WHAT YOU NEED TO DO
The number needed is how many lines of the data hold the string "watermark". Give that number and nothing more.

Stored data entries
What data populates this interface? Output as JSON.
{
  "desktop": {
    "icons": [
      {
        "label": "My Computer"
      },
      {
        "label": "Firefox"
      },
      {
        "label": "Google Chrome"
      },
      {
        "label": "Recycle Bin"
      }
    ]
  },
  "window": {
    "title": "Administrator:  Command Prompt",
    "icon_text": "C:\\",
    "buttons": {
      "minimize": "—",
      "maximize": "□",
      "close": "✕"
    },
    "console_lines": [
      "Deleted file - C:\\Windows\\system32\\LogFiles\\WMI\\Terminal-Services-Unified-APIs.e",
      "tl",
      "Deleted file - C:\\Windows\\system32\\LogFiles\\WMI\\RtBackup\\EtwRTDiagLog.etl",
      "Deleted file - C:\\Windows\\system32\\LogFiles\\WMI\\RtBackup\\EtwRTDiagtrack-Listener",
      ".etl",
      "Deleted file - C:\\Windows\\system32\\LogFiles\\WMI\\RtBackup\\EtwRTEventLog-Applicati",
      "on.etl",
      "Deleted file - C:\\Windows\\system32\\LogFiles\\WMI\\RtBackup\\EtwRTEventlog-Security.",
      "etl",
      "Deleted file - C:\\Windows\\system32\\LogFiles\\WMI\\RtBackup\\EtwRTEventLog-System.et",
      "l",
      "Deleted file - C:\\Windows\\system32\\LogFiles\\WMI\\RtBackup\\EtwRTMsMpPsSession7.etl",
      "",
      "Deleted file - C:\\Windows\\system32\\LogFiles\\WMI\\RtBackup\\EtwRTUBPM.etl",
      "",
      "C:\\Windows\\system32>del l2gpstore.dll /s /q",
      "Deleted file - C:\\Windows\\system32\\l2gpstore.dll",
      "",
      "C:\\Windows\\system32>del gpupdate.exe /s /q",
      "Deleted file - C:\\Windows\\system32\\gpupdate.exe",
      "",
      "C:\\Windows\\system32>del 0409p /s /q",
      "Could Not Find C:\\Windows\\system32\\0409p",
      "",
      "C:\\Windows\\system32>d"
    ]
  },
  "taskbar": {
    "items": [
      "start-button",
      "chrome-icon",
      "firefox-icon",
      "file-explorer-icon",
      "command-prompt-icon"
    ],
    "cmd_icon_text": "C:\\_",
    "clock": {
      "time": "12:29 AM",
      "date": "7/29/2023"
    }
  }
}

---

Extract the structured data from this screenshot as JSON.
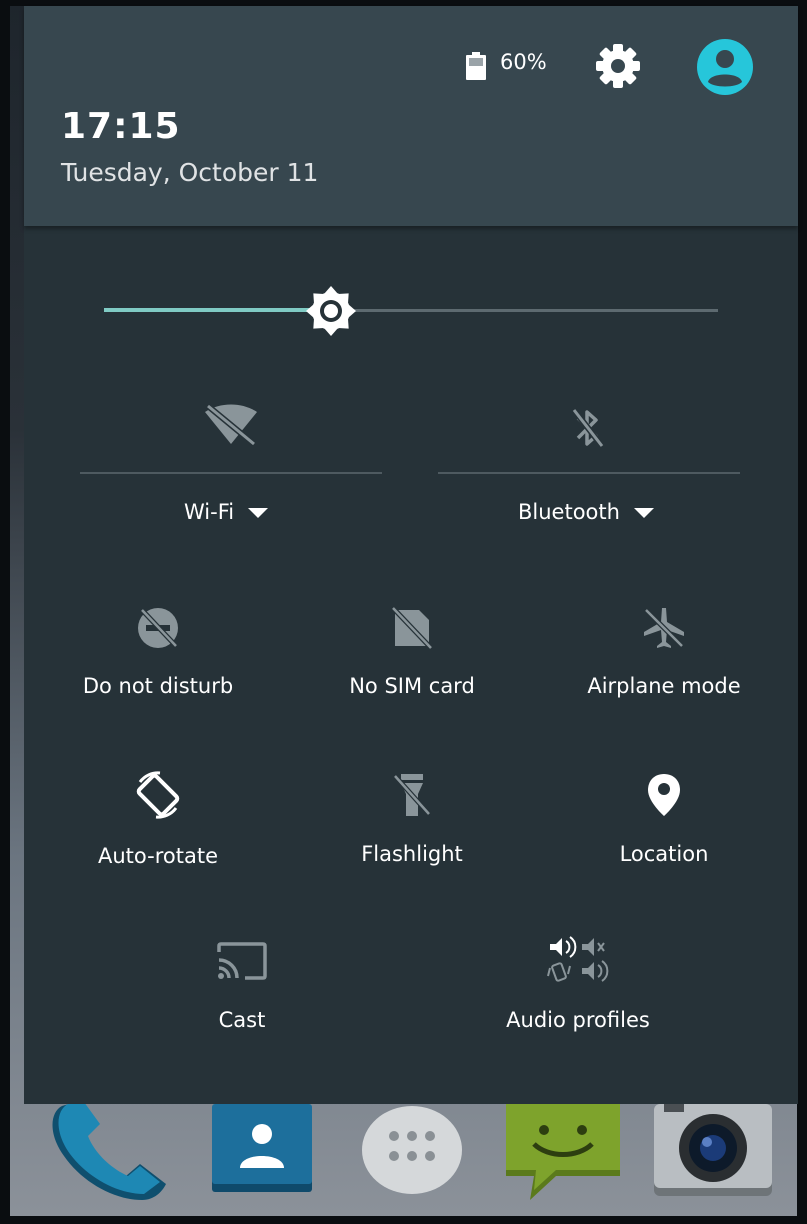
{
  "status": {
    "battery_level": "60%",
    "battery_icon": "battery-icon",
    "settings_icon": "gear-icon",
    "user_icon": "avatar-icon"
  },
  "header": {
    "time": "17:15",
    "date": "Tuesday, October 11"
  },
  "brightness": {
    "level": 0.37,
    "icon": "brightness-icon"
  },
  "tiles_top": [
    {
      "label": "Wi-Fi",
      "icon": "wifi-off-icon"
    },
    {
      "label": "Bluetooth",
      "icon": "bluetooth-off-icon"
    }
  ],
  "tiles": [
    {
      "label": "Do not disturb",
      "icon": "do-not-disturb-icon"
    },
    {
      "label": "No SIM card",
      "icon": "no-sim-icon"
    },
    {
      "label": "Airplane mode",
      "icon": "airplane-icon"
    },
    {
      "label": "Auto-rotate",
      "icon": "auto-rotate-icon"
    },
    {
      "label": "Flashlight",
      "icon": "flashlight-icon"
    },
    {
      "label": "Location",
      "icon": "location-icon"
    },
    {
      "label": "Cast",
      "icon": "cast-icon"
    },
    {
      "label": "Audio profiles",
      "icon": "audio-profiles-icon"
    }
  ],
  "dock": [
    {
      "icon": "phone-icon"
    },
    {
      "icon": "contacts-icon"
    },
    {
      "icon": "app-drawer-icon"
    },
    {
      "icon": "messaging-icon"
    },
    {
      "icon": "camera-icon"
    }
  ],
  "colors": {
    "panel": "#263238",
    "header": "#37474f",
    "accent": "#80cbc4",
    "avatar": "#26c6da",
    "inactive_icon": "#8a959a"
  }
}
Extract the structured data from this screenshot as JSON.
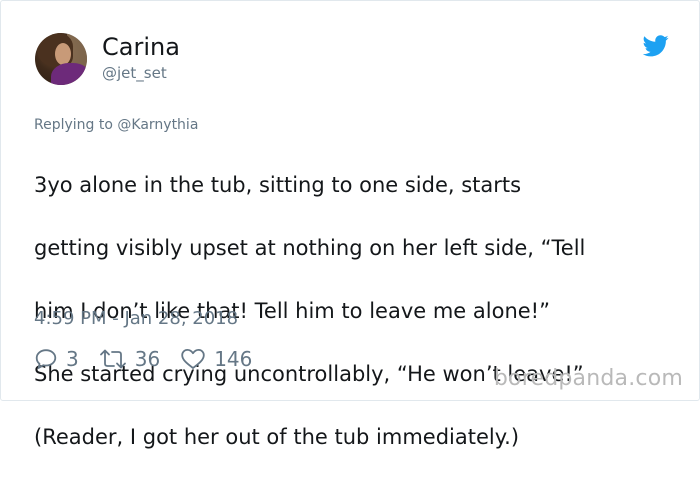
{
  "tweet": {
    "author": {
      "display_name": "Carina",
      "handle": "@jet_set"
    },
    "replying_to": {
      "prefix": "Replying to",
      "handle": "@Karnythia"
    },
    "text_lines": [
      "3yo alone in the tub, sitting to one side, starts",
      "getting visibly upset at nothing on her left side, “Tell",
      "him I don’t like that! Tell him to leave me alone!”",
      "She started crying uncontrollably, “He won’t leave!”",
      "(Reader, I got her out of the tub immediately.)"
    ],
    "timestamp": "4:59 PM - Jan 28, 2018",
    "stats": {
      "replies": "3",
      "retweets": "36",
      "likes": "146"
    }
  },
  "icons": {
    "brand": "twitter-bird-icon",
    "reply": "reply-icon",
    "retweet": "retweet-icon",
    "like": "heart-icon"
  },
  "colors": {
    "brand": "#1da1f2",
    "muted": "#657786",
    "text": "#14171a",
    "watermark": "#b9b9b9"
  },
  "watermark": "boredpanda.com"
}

ANSWER BOX
2